Stored data:

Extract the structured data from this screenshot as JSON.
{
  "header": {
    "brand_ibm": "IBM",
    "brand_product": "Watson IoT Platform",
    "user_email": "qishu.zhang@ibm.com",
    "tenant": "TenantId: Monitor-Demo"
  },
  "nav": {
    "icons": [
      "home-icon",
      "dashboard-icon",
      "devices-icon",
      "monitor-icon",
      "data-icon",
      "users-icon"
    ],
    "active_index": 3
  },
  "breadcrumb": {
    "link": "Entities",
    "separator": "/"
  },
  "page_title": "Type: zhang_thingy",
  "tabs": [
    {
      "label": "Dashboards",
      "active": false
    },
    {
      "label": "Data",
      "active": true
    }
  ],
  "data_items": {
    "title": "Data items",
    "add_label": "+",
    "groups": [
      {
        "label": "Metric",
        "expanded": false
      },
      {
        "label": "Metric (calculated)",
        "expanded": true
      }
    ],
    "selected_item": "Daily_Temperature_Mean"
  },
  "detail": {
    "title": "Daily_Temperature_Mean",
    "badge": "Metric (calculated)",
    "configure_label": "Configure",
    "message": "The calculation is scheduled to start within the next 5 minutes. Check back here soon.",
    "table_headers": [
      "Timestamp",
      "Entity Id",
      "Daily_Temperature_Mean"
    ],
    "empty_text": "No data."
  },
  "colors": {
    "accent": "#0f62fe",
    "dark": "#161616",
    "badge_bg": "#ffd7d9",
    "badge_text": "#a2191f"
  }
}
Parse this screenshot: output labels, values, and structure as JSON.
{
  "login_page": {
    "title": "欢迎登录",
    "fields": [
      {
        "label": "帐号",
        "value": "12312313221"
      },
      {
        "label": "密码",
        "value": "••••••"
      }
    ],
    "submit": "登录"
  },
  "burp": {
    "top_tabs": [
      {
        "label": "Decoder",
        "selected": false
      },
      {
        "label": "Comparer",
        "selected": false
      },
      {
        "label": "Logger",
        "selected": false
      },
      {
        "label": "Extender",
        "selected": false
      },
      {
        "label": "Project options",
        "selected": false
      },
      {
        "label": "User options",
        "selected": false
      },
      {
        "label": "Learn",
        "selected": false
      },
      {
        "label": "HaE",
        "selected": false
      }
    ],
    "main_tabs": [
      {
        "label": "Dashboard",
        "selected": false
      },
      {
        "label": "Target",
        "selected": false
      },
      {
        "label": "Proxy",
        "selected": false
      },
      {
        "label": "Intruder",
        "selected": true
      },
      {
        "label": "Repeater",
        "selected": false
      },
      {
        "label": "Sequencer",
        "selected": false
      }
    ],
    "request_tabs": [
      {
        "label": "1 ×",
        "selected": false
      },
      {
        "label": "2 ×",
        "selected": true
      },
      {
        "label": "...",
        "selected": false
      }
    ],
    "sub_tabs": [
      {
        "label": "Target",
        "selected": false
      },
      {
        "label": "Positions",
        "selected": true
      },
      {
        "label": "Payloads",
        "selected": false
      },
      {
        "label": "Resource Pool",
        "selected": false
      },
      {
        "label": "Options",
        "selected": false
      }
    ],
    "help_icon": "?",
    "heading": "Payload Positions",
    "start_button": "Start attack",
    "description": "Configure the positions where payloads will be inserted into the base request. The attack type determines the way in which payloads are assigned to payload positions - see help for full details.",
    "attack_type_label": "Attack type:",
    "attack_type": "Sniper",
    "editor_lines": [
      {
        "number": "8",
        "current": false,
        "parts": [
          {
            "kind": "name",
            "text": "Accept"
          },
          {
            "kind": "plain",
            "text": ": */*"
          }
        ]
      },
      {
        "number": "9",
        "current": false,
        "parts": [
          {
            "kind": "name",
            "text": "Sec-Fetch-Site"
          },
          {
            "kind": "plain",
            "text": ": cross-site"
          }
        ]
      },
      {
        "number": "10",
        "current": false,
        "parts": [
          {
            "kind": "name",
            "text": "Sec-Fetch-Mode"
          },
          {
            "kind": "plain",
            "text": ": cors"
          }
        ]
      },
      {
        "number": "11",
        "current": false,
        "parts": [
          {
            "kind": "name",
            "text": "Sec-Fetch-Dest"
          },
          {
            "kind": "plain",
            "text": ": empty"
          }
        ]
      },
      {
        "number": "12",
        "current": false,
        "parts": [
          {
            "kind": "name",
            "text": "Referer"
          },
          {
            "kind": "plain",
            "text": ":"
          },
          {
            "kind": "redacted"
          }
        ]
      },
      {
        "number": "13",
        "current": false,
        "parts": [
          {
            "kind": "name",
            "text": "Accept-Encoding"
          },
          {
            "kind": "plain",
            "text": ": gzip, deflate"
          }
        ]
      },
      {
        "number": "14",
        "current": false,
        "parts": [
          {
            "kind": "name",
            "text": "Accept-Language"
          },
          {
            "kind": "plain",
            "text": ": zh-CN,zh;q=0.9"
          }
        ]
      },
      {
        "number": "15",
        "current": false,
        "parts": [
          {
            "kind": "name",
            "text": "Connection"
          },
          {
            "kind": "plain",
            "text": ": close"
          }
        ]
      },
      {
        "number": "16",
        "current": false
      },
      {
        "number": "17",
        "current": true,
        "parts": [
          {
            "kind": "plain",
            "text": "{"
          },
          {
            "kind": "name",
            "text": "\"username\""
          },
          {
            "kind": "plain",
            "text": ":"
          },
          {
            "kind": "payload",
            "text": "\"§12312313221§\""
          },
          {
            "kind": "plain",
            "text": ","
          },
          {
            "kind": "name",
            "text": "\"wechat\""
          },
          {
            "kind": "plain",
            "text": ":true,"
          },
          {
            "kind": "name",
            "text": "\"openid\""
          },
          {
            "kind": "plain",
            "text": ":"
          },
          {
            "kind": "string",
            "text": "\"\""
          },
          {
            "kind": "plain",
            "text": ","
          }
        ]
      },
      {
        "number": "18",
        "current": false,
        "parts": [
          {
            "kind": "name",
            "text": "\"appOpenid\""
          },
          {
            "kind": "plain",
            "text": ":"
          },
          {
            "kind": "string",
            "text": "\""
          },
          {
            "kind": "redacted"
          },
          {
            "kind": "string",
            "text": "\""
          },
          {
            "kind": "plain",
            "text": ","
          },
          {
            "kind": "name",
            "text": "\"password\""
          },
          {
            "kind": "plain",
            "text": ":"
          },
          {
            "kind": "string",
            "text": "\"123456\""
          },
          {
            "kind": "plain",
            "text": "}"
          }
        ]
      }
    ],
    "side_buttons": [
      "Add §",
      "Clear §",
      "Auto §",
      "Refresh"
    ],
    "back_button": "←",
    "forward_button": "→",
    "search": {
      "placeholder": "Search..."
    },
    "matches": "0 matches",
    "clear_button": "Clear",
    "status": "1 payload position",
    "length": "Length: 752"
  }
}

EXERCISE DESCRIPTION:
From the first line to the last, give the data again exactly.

ANSWER TO THIS EXERCISE:
Extract the structured data from this screenshot as JSON.
{
  "header": {
    "brand_ibm": "IBM",
    "brand_product": "Watson IoT Platform",
    "user_email": "qishu.zhang@ibm.com",
    "tenant": "TenantId: Monitor-Demo"
  },
  "nav": {
    "icons": [
      "home-icon",
      "dashboard-icon",
      "devices-icon",
      "monitor-icon",
      "data-icon",
      "users-icon"
    ],
    "active_index": 3
  },
  "breadcrumb": {
    "link": "Entities",
    "separator": "/"
  },
  "page_title": "Type: zhang_thingy",
  "tabs": [
    {
      "label": "Dashboards",
      "active": false
    },
    {
      "label": "Data",
      "active": true
    }
  ],
  "data_items": {
    "title": "Data items",
    "add_label": "+",
    "groups": [
      {
        "label": "Metric",
        "expanded": false
      },
      {
        "label": "Metric (calculated)",
        "expanded": true
      }
    ],
    "selected_item": "Daily_Temperature_Mean"
  },
  "detail": {
    "title": "Daily_Temperature_Mean",
    "badge": "Metric (calculated)",
    "configure_label": "Configure",
    "message": "The calculation is scheduled to start within the next 5 minutes. Check back here soon.",
    "table_headers": [
      "Timestamp",
      "Entity Id",
      "Daily_Temperature_Mean"
    ],
    "empty_text": "No data."
  },
  "colors": {
    "accent": "#0f62fe",
    "dark": "#161616",
    "badge_bg": "#ffd7d9",
    "badge_text": "#a2191f"
  }
}
Parse this screenshot: output labels, values, and structure as JSON.
{
  "login_page": {
    "title": "欢迎登录",
    "fields": [
      {
        "label": "帐号",
        "value": "12312313221"
      },
      {
        "label": "密码",
        "value": "••••••"
      }
    ],
    "submit": "登录"
  },
  "burp": {
    "top_tabs": [
      {
        "label": "Decoder",
        "selected": false
      },
      {
        "label": "Comparer",
        "selected": false
      },
      {
        "label": "Logger",
        "selected": false
      },
      {
        "label": "Extender",
        "selected": false
      },
      {
        "label": "Project options",
        "selected": false
      },
      {
        "label": "User options",
        "selected": false
      },
      {
        "label": "Learn",
        "selected": false
      },
      {
        "label": "HaE",
        "selected": false
      }
    ],
    "main_tabs": [
      {
        "label": "Dashboard",
        "selected": false
      },
      {
        "label": "Target",
        "selected": false
      },
      {
        "label": "Proxy",
        "selected": false
      },
      {
        "label": "Intruder",
        "selected": true
      },
      {
        "label": "Repeater",
        "selected": false
      },
      {
        "label": "Sequencer",
        "selected": false
      }
    ],
    "request_tabs": [
      {
        "label": "1 ×",
        "selected": false
      },
      {
        "label": "2 ×",
        "selected": true
      },
      {
        "label": "...",
        "selected": false
      }
    ],
    "sub_tabs": [
      {
        "label": "Target",
        "selected": false
      },
      {
        "label": "Positions",
        "selected": true
      },
      {
        "label": "Payloads",
        "selected": false
      },
      {
        "label": "Resource Pool",
        "selected": false
      },
      {
        "label": "Options",
        "selected": false
      }
    ],
    "help_icon": "?",
    "heading": "Payload Positions",
    "start_button": "Start attack",
    "description": "Configure the positions where payloads will be inserted into the base request. The attack type determines the way in which payloads are assigned to payload positions - see help for full details.",
    "attack_type_label": "Attack type:",
    "attack_type": "Sniper",
    "editor_lines": [
      {
        "number": "8",
        "current": false,
        "parts": [
          {
            "kind": "name",
            "text": "Accept"
          },
          {
            "kind": "plain",
            "text": ": */*"
          }
        ]
      },
      {
        "number": "9",
        "current": false,
        "parts": [
          {
            "kind": "name",
            "text": "Sec-Fetch-Site"
          },
          {
            "kind": "plain",
            "text": ": cross-site"
          }
        ]
      },
      {
        "number": "10",
        "current": false,
        "parts": [
          {
            "kind": "name",
            "text": "Sec-Fetch-Mode"
          },
          {
            "kind": "plain",
            "text": ": cors"
          }
        ]
      },
      {
        "number": "11",
        "current": false,
        "parts": [
          {
            "kind": "name",
            "text": "Sec-Fetch-Dest"
          },
          {
            "kind": "plain",
            "text": ": empty"
          }
        ]
      },
      {
        "number": "12",
        "current": false,
        "parts": [
          {
            "kind": "name",
            "text": "Referer"
          },
          {
            "kind": "plain",
            "text": ":"
          },
          {
            "kind": "redacted"
          }
        ]
      },
      {
        "number": "13",
        "current": false,
        "parts": [
          {
            "kind": "name",
            "text": "Accept-Encoding"
          },
          {
            "kind": "plain",
            "text": ": gzip, deflate"
          }
        ]
      },
      {
        "number": "14",
        "current": false,
        "parts": [
          {
            "kind": "name",
            "text": "Accept-Language"
          },
          {
            "kind": "plain",
            "text": ": zh-CN,zh;q=0.9"
          }
        ]
      },
      {
        "number": "15",
        "current": false,
        "parts": [
          {
            "kind": "name",
            "text": "Connection"
          },
          {
            "kind": "plain",
            "text": ": close"
          }
        ]
      },
      {
        "number": "16",
        "current": false
      },
      {
        "number": "17",
        "current": true,
        "parts": [
          {
            "kind": "plain",
            "text": "{"
          },
          {
            "kind": "name",
            "text": "\"username\""
          },
          {
            "kind": "plain",
            "text": ":"
          },
          {
            "kind": "payload",
            "text": "\"§12312313221§\""
          },
          {
            "kind": "plain",
            "text": ","
          },
          {
            "kind": "name",
            "text": "\"wechat\""
          },
          {
            "kind": "plain",
            "text": ":true,"
          },
          {
            "kind": "name",
            "text": "\"openid\""
          },
          {
            "kind": "plain",
            "text": ":"
          },
          {
            "kind": "string",
            "text": "\"\""
          },
          {
            "kind": "plain",
            "text": ","
          }
        ]
      },
      {
        "number": "18",
        "current": false,
        "parts": [
          {
            "kind": "name",
            "text": "\"appOpenid\""
          },
          {
            "kind": "plain",
            "text": ":"
          },
          {
            "kind": "string",
            "text": "\""
          },
          {
            "kind": "redacted"
          },
          {
            "kind": "string",
            "text": "\""
          },
          {
            "kind": "plain",
            "text": ","
          },
          {
            "kind": "name",
            "text": "\"password\""
          },
          {
            "kind": "plain",
            "text": ":"
          },
          {
            "kind": "string",
            "text": "\"123456\""
          },
          {
            "kind": "plain",
            "text": "}"
          }
        ]
      }
    ],
    "side_buttons": [
      "Add §",
      "Clear §",
      "Auto §",
      "Refresh"
    ],
    "back_button": "←",
    "forward_button": "→",
    "search": {
      "placeholder": "Search..."
    },
    "matches": "0 matches",
    "clear_button": "Clear",
    "status": "1 payload position",
    "length": "Length: 752"
  }
}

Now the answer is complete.